Sharlot Hall Award Recipient 2017

Catherine H. Ellis is the 2017 Sharlot Hall Award honoree, recognized for her wide-ranging work as a writer, author and historian.  A fifth-generation Arizonan, she is a descendant of Mormon Battalion captain Jefferson Hunt, who first marched through southern Arizona in the 1840s.  Her family later settled in the northeast Territory.

Catherine and husband David moved to Tucson in August 1974. After surviving the heat of one summer, they fell in love with the Sonora Desert.  With six decades of residency in the state inter­spersed with brief stays in Utah, Alaska, Montana and Maryland, she has been a resident of Oracle, Arizona for over 30 years.  She earned her bachelor’s degree and secondary teaching certificate in biology from Brigham Young University and has been a teacher and writer for most of her adult life.  She has been an editorial consultant for the Journal of Arizona History and presenter at multiple Encore University conferences.  Her tireless volunteerism is evident in her work with the Oracle Historical Society, the Oracle Cemetery Association and with

Catherine’s vitae of published works is extraordinary and extensive, including such book titles as “Pioneer Women of Arizona,” “Latter-Day Saints in Tucson,” “White Mountains of Apache County,” “Show Low” and “Snowflake.” With her co-writer D.L. Turner, she received the “Barry M. Goldwater Award” for best paper on Arizona history, “The Trail to Sunset: Anton L. Westgard and Automobile Tourism in Arizona and New Mexico” at the Arizona History Convention (2013).

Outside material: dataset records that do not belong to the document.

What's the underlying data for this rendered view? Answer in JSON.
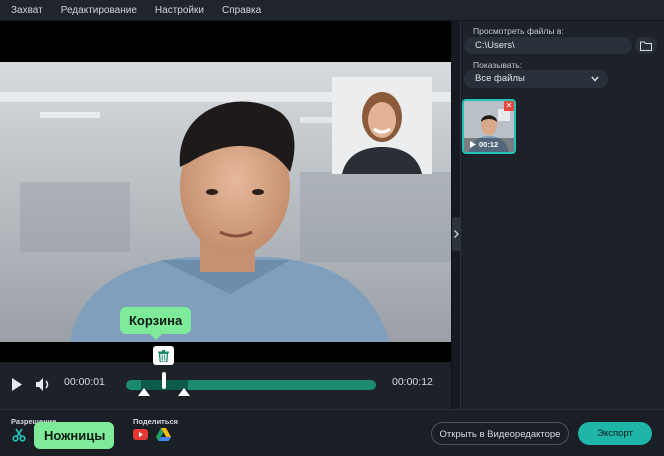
{
  "menu": {
    "items": [
      "Захват",
      "Редактирование",
      "Настройки",
      "Справка"
    ]
  },
  "player": {
    "current_time": "00:00:01",
    "total_time": "00:00:12",
    "progress": 0.08
  },
  "sidebar": {
    "browse_label": "Просмотреть файлы в:",
    "path_value": "C:\\Users\\",
    "show_label": "Показывать:",
    "filter_value": "Все файлы",
    "thumbnail": {
      "duration": "00:12"
    }
  },
  "bottom": {
    "resolution_label": "Разрешение",
    "share_label": "Поделиться",
    "open_editor_label": "Открыть в Видеоредакторе",
    "export_label": "Экспорт"
  },
  "tooltips": {
    "trash": "Корзина",
    "scissors": "Ножницы"
  },
  "colors": {
    "accent": "#23c4b8",
    "tooltip": "#7deb99",
    "track": "#1c8a70",
    "youtube": "#e53935"
  }
}
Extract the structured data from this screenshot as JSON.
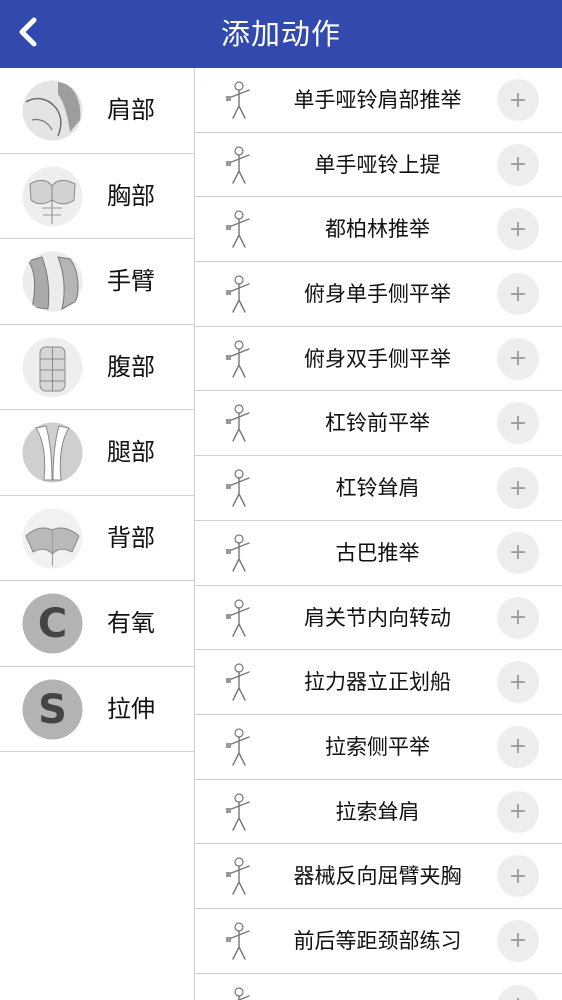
{
  "header": {
    "title": "添加动作",
    "back_icon": "chevron-left-icon",
    "bg_color": "#3249ae"
  },
  "categories": [
    {
      "label": "肩部",
      "icon": "shoulder-icon"
    },
    {
      "label": "胸部",
      "icon": "chest-icon"
    },
    {
      "label": "手臂",
      "icon": "arm-icon"
    },
    {
      "label": "腹部",
      "icon": "abs-icon"
    },
    {
      "label": "腿部",
      "icon": "leg-icon"
    },
    {
      "label": "背部",
      "icon": "back-icon"
    },
    {
      "label": "有氧",
      "icon": "letter-c-icon",
      "letter": "C"
    },
    {
      "label": "拉伸",
      "icon": "letter-s-icon",
      "letter": "S"
    }
  ],
  "exercises": [
    {
      "label": "单手哑铃肩部推举",
      "add": "+"
    },
    {
      "label": "单手哑铃上提",
      "add": "+"
    },
    {
      "label": "都柏林推举",
      "add": "+"
    },
    {
      "label": "俯身单手侧平举",
      "add": "+"
    },
    {
      "label": "俯身双手侧平举",
      "add": "+"
    },
    {
      "label": "杠铃前平举",
      "add": "+"
    },
    {
      "label": "杠铃耸肩",
      "add": "+"
    },
    {
      "label": "古巴推举",
      "add": "+"
    },
    {
      "label": "肩关节内向转动",
      "add": "+"
    },
    {
      "label": "拉力器立正划船",
      "add": "+"
    },
    {
      "label": "拉索侧平举",
      "add": "+"
    },
    {
      "label": "拉索耸肩",
      "add": "+"
    },
    {
      "label": "器械反向屈臂夹胸",
      "add": "+"
    },
    {
      "label": "前后等距颈部练习",
      "add": "+"
    },
    {
      "label": "",
      "add": "+"
    }
  ]
}
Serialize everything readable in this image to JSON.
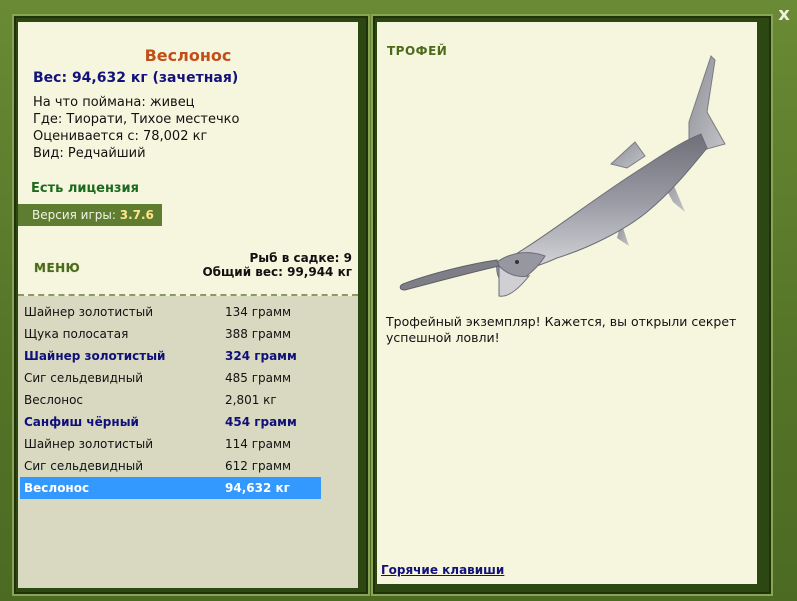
{
  "close_button": "x",
  "fish": {
    "name": "Веслонос",
    "weight": "Вес: 94,632 кг (зачетная)",
    "caught_on": "На что поймана: живец",
    "where": "Где: Тиорати, Тихое местечко",
    "rated_from": "Оценивается с: 78,002 кг",
    "type": "Вид: Редчайший"
  },
  "license": "Есть лицензия",
  "version": {
    "label": "Версия игры:",
    "value": "3.7.6"
  },
  "menu_title": "МЕНЮ",
  "keep": {
    "count": "Рыб в садке: 9",
    "total": "Общий вес: 99,944 кг"
  },
  "catch_list": [
    {
      "name": "Шайнер золотистый",
      "weight": "134 грамм",
      "bold": false,
      "selected": false
    },
    {
      "name": "Щука полосатая",
      "weight": "388 грамм",
      "bold": false,
      "selected": false
    },
    {
      "name": "Шайнер золотистый",
      "weight": "324 грамм",
      "bold": true,
      "selected": false
    },
    {
      "name": "Сиг сельдевидный",
      "weight": "485 грамм",
      "bold": false,
      "selected": false
    },
    {
      "name": "Веслонос",
      "weight": "2,801 кг",
      "bold": false,
      "selected": false
    },
    {
      "name": "Санфиш чёрный",
      "weight": "454 грамм",
      "bold": true,
      "selected": false
    },
    {
      "name": "Шайнер золотистый",
      "weight": "114 грамм",
      "bold": false,
      "selected": false
    },
    {
      "name": "Сиг сельдевидный",
      "weight": "612 грамм",
      "bold": false,
      "selected": false
    },
    {
      "name": "Веслонос",
      "weight": "94,632 кг",
      "bold": true,
      "selected": true
    }
  ],
  "trophy": {
    "title": "ТРОФЕЙ",
    "description": "Трофейный экземпляр! Кажется, вы открыли секрет успешной ловли!"
  },
  "hotkeys_link": "Горячие клавиши",
  "colors": {
    "background_green": "#5b7a2d",
    "panel_bg": "#f6f6df",
    "list_bg": "#d9d9c2",
    "selection_blue": "#3399ff",
    "fish_name_orange": "#c0501a",
    "navy_text": "#12127a"
  }
}
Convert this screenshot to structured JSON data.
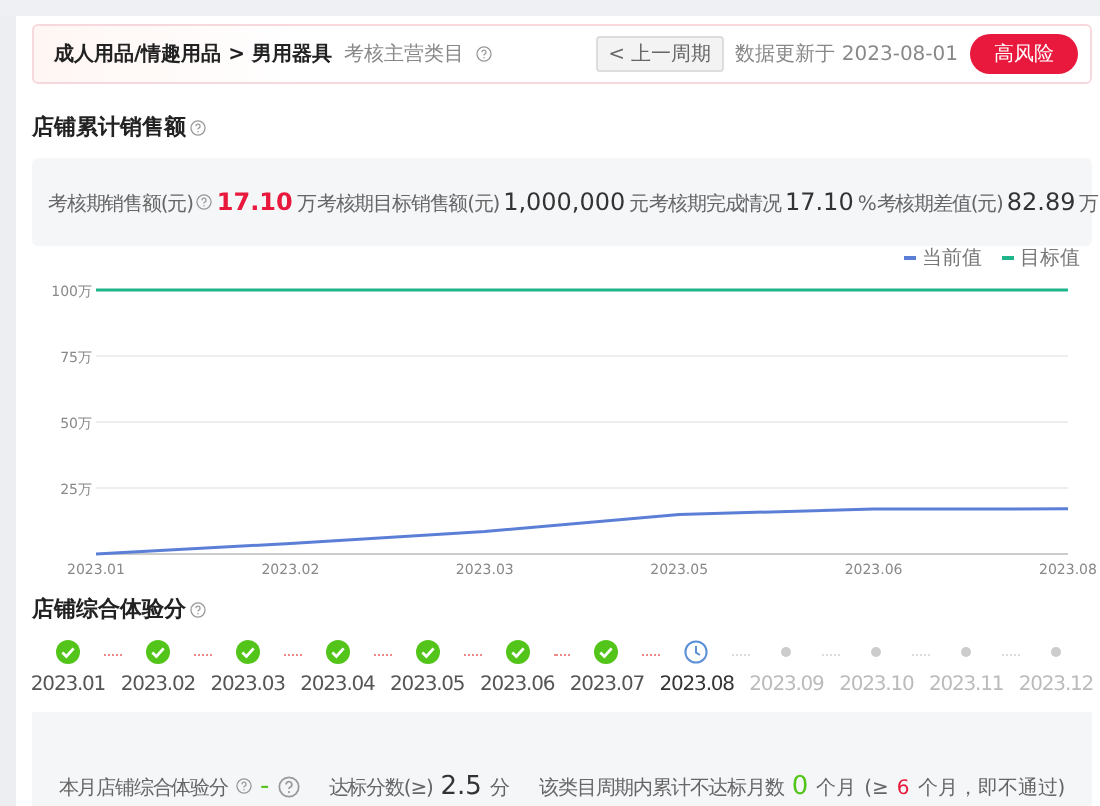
{
  "header": {
    "category": "成人用品/情趣用品 > 男用器具",
    "category_note": "考核主营类目",
    "prev_button": "< 上一周期",
    "updated": "数据更新于 2023-08-01",
    "risk_badge": "高风险"
  },
  "sales_section": {
    "title": "店铺累计销售额",
    "stats": [
      {
        "label": "考核期销售额(元)",
        "help": true,
        "value": "17.10",
        "unit": "万",
        "emphasis": true
      },
      {
        "label": "考核期目标销售额(元)",
        "help": false,
        "value": "1,000,000",
        "unit": "元",
        "emphasis": false
      },
      {
        "label": "考核期完成情况",
        "help": false,
        "value": "17.10",
        "unit": "%",
        "emphasis": false
      },
      {
        "label": "考核期差值(元)",
        "help": false,
        "value": "82.89",
        "unit": "万",
        "emphasis": false
      }
    ],
    "chart_data": {
      "type": "line",
      "grid": true,
      "categories": [
        "2023.01",
        "2023.02",
        "2023.03",
        "2023.05",
        "2023.06",
        "2023.08"
      ],
      "ylim": [
        0,
        100
      ],
      "yticks": [
        {
          "value": 25,
          "label": "25万"
        },
        {
          "value": 50,
          "label": "50万"
        },
        {
          "value": 75,
          "label": "75万"
        },
        {
          "value": 100,
          "label": "100万"
        }
      ],
      "series": [
        {
          "name": "当前值",
          "color": "#5b7fd6",
          "values": [
            0,
            4,
            8.5,
            15,
            17,
            17.1
          ]
        },
        {
          "name": "目标值",
          "color": "#1fb58a",
          "values": [
            100,
            100,
            100,
            100,
            100,
            100
          ]
        }
      ]
    }
  },
  "experience_section": {
    "title": "店铺综合体验分",
    "months": [
      {
        "label": "2023.01",
        "kind": "done"
      },
      {
        "label": "2023.02",
        "kind": "done"
      },
      {
        "label": "2023.03",
        "kind": "done"
      },
      {
        "label": "2023.04",
        "kind": "done"
      },
      {
        "label": "2023.05",
        "kind": "done"
      },
      {
        "label": "2023.06",
        "kind": "done"
      },
      {
        "label": "2023.07",
        "kind": "done"
      },
      {
        "label": "2023.08",
        "kind": "current"
      },
      {
        "label": "2023.09",
        "kind": "future"
      },
      {
        "label": "2023.10",
        "kind": "future"
      },
      {
        "label": "2023.11",
        "kind": "future"
      },
      {
        "label": "2023.12",
        "kind": "future"
      }
    ],
    "summary": {
      "score_label": "本月店铺综合体验分",
      "score_value": "-",
      "target_label": "达标分数(≥)",
      "target_value": "2.5",
      "target_unit": "分",
      "fail_label": "该类目周期内累计不达标月数",
      "fail_value": "0",
      "fail_unit": "个月",
      "fail_rule_prefix": "(≥",
      "fail_rule_count": "6",
      "fail_rule_suffix": "个月，即不通过)"
    }
  }
}
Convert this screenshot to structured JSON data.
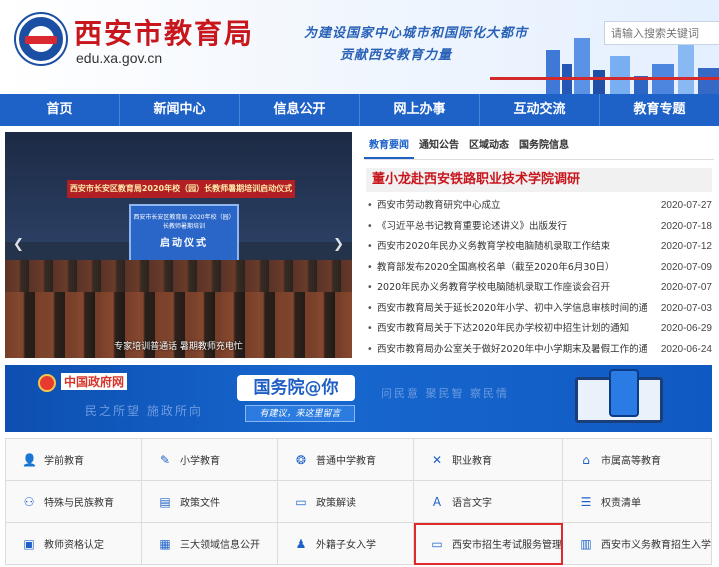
{
  "header": {
    "title": "西安市教育局",
    "domain": "edu.xa.gov.cn",
    "slogan_line1": "为建设国家中心城市和国际化大都市",
    "slogan_line2": "贡献西安教育力量",
    "search_placeholder": "请输入搜索关键词"
  },
  "nav": [
    "首页",
    "新闻中心",
    "信息公开",
    "网上办事",
    "互动交流",
    "教育专题"
  ],
  "slide": {
    "banner": "西安市长安区教育局2020年校（园）长教师暑期培训启动仪式",
    "screen_line1": "西安市长安区教育局 2020年校（园）长教师暑期培训",
    "screen_line2": "启动仪式",
    "caption": "专家培训普通话 暑期教师充电忙"
  },
  "news": {
    "tabs": [
      "教育要闻",
      "通知公告",
      "区域动态",
      "国务院信息"
    ],
    "active_tab": "教育要闻",
    "headline": "董小龙赴西安铁路职业技术学院调研",
    "items": [
      {
        "title": "西安市劳动教育研究中心成立",
        "date": "2020-07-27"
      },
      {
        "title": "《习近平总书记教育重要论述讲义》出版发行",
        "date": "2020-07-18"
      },
      {
        "title": "西安市2020年民办义务教育学校电脑随机录取工作结束",
        "date": "2020-07-12"
      },
      {
        "title": "教育部发布2020全国高校名单（截至2020年6月30日）",
        "date": "2020-07-09"
      },
      {
        "title": "2020年民办义务教育学校电脑随机录取工作座谈会召开",
        "date": "2020-07-07"
      },
      {
        "title": "西安市教育局关于延长2020年小学、初中入学信息审核时间的通知",
        "date": "2020-07-03"
      },
      {
        "title": "西安市教育局关于下达2020年民办学校初中招生计划的通知",
        "date": "2020-06-29"
      },
      {
        "title": "西安市教育局办公室关于做好2020年中小学期末及暑假工作的通知",
        "date": "2020-06-24"
      }
    ]
  },
  "gov_banner": {
    "logo": "中国政府网",
    "left_tags": "民之所望  施政所向",
    "main": "国务院@你",
    "sub": "有建议，来这里留言",
    "right_tags": "问民意  聚民智  察民情"
  },
  "services": [
    {
      "label": "学前教育",
      "icon": "person-icon"
    },
    {
      "label": "小学教育",
      "icon": "pencil-icon"
    },
    {
      "label": "普通中学教育",
      "icon": "book-icon"
    },
    {
      "label": "职业教育",
      "icon": "tools-icon"
    },
    {
      "label": "市属高等教育",
      "icon": "cap-icon"
    },
    {
      "label": "特殊与民族教育",
      "icon": "people-icon"
    },
    {
      "label": "政策文件",
      "icon": "folder-icon"
    },
    {
      "label": "政策解读",
      "icon": "chat-icon"
    },
    {
      "label": "语言文字",
      "icon": "a-icon"
    },
    {
      "label": "权责清单",
      "icon": "list-icon"
    },
    {
      "label": "教师资格认定",
      "icon": "id-card-icon"
    },
    {
      "label": "三大领域信息公开",
      "icon": "doc-icon"
    },
    {
      "label": "外籍子女入学",
      "icon": "user-icon"
    },
    {
      "label": "西安市招生考试服务管理",
      "icon": "monitor-icon"
    },
    {
      "label": "西安市义务教育招生入学",
      "icon": "grid-icon"
    }
  ]
}
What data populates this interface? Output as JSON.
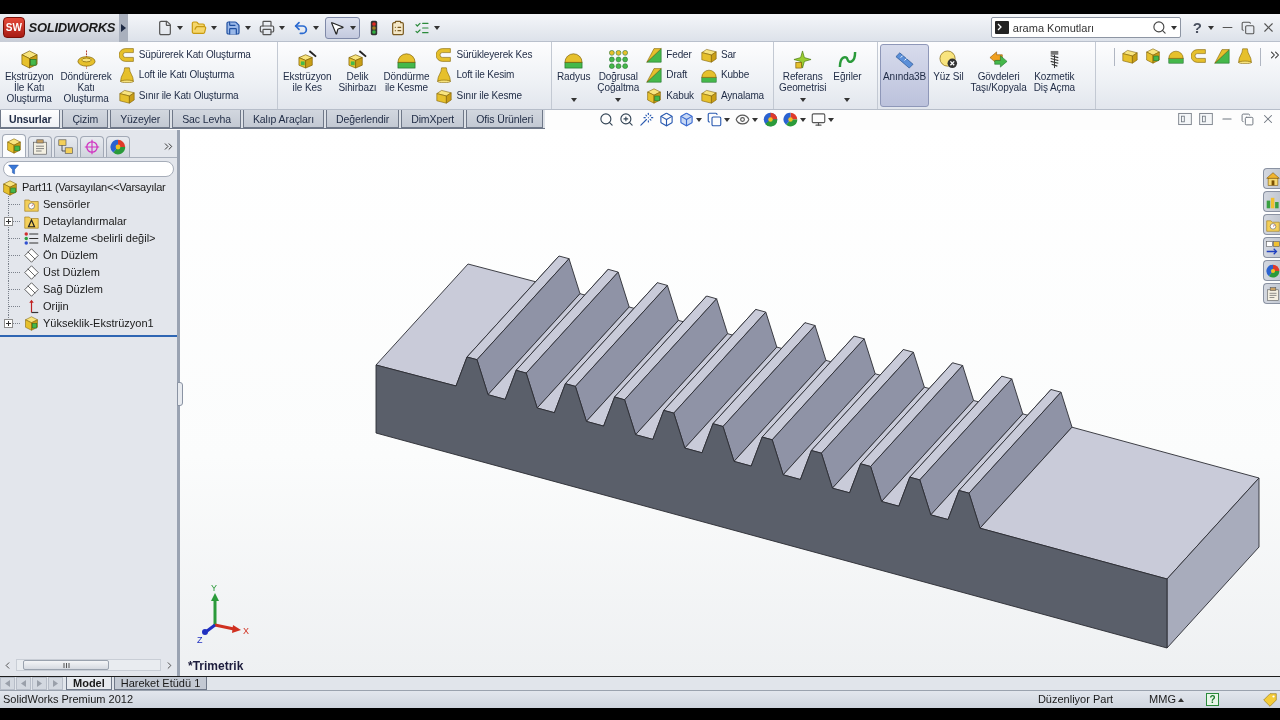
{
  "title_bar": {
    "logo_badge": "SW",
    "logo": "SOLIDWORKS",
    "select_tool": {
      "on": true
    },
    "search": {
      "placeholder": "arama Komutları"
    },
    "help": "?"
  },
  "ribbon": {
    "groups": [
      {
        "large": [
          {
            "label": "Ekstrüzyon\nİle Katı\nOluşturma",
            "dropdown": false,
            "on": false
          },
          {
            "label": "Döndürerek\nKatı\nOluşturma",
            "dropdown": false,
            "on": false
          }
        ],
        "small_columns": [
          [
            "Süpürerek Katı Oluşturma",
            "Loft ile Katı Oluşturma",
            "Sınır ile Katı Oluşturma"
          ]
        ]
      },
      {
        "large": [
          {
            "label": "Ekstrüzyon\nile Kes",
            "dropdown": false,
            "on": false
          },
          {
            "label": "Delik\nSihirbazı",
            "dropdown": false,
            "on": false
          },
          {
            "label": "Döndürme\nile Kesme",
            "dropdown": false,
            "on": false
          }
        ],
        "small_columns": [
          [
            "Sürükleyerek Kes",
            "Loft ile Kesim",
            "Sınır ile Kesme"
          ]
        ]
      },
      {
        "large": [
          {
            "label": "Radyus",
            "dropdown": true,
            "on": false
          },
          {
            "label": "Doğrusal\nÇoğaltma",
            "dropdown": true,
            "on": false
          }
        ],
        "small_columns": [
          [
            "Feder",
            "Draft",
            "Kabuk"
          ],
          [
            "Sar",
            "Kubbe",
            "Aynalama"
          ]
        ]
      },
      {
        "large": [
          {
            "label": "Referans\nGeometrisi",
            "dropdown": true,
            "on": false
          },
          {
            "label": "Eğriler",
            "dropdown": true,
            "on": false
          }
        ]
      },
      {
        "large": [
          {
            "label": "Anında3B",
            "dropdown": false,
            "on": true
          },
          {
            "label": "Yüz Sil",
            "dropdown": false,
            "on": false
          },
          {
            "label": "Gövdeleri\nTaşı/Kopyala",
            "dropdown": false,
            "on": false
          },
          {
            "label": "Kozmetik\nDiş Açma",
            "dropdown": false,
            "on": false
          }
        ]
      }
    ]
  },
  "command_tabs": [
    {
      "label": "Unsurlar",
      "selected": true
    },
    {
      "label": "Çizim",
      "selected": false
    },
    {
      "label": "Yüzeyler",
      "selected": false
    },
    {
      "label": "Sac Levha",
      "selected": false
    },
    {
      "label": "Kalıp Araçları",
      "selected": false
    },
    {
      "label": "Değerlendir",
      "selected": false
    },
    {
      "label": "DimXpert",
      "selected": false
    },
    {
      "label": "Ofis Ürünleri",
      "selected": false
    }
  ],
  "feature_manager": {
    "panel_tabs": [
      {
        "selected": true
      },
      {
        "selected": false
      },
      {
        "selected": false
      },
      {
        "selected": false
      },
      {
        "selected": false
      }
    ],
    "tree": {
      "label": "Part11 (Varsayılan<<Varsayılar",
      "children": [
        {
          "label": "Sensörler",
          "kind": "sensors",
          "expandable": false
        },
        {
          "label": "Detaylandırmalar",
          "kind": "annotations",
          "expandable": true
        },
        {
          "label": "Malzeme <belirli değil>",
          "kind": "material",
          "expandable": false
        },
        {
          "label": "Ön Düzlem",
          "kind": "plane",
          "expandable": false
        },
        {
          "label": "Üst Düzlem",
          "kind": "plane",
          "expandable": false
        },
        {
          "label": "Sağ Düzlem",
          "kind": "plane",
          "expandable": false
        },
        {
          "label": "Orijin",
          "kind": "origin",
          "expandable": false
        },
        {
          "label": "Yükseklik-Ekstrüzyon1",
          "kind": "feature",
          "expandable": true
        }
      ]
    }
  },
  "viewport": {
    "view_name": "*Trimetrik",
    "triad_labels": [
      "Y",
      "X",
      "Z"
    ]
  },
  "bottom_tabs": [
    {
      "label": "Model",
      "selected": true
    },
    {
      "label": "Hareket Etüdü 1",
      "selected": false
    }
  ],
  "status_bar": {
    "product": "SolidWorks Premium 2012",
    "mode": "Düzenliyor Part",
    "units": "MMG",
    "help": "?"
  }
}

An extraordinary and charitable individual, Catherine Ellis is dedicated to uncovering, documenting and interpreting Arizona history, interspersed with a scientific research project or a scholarly treatise partnered with her Ph.D. husband.  She does this without fanfare, with intense attention to detail, and with a genuine affection and interest in her subjects.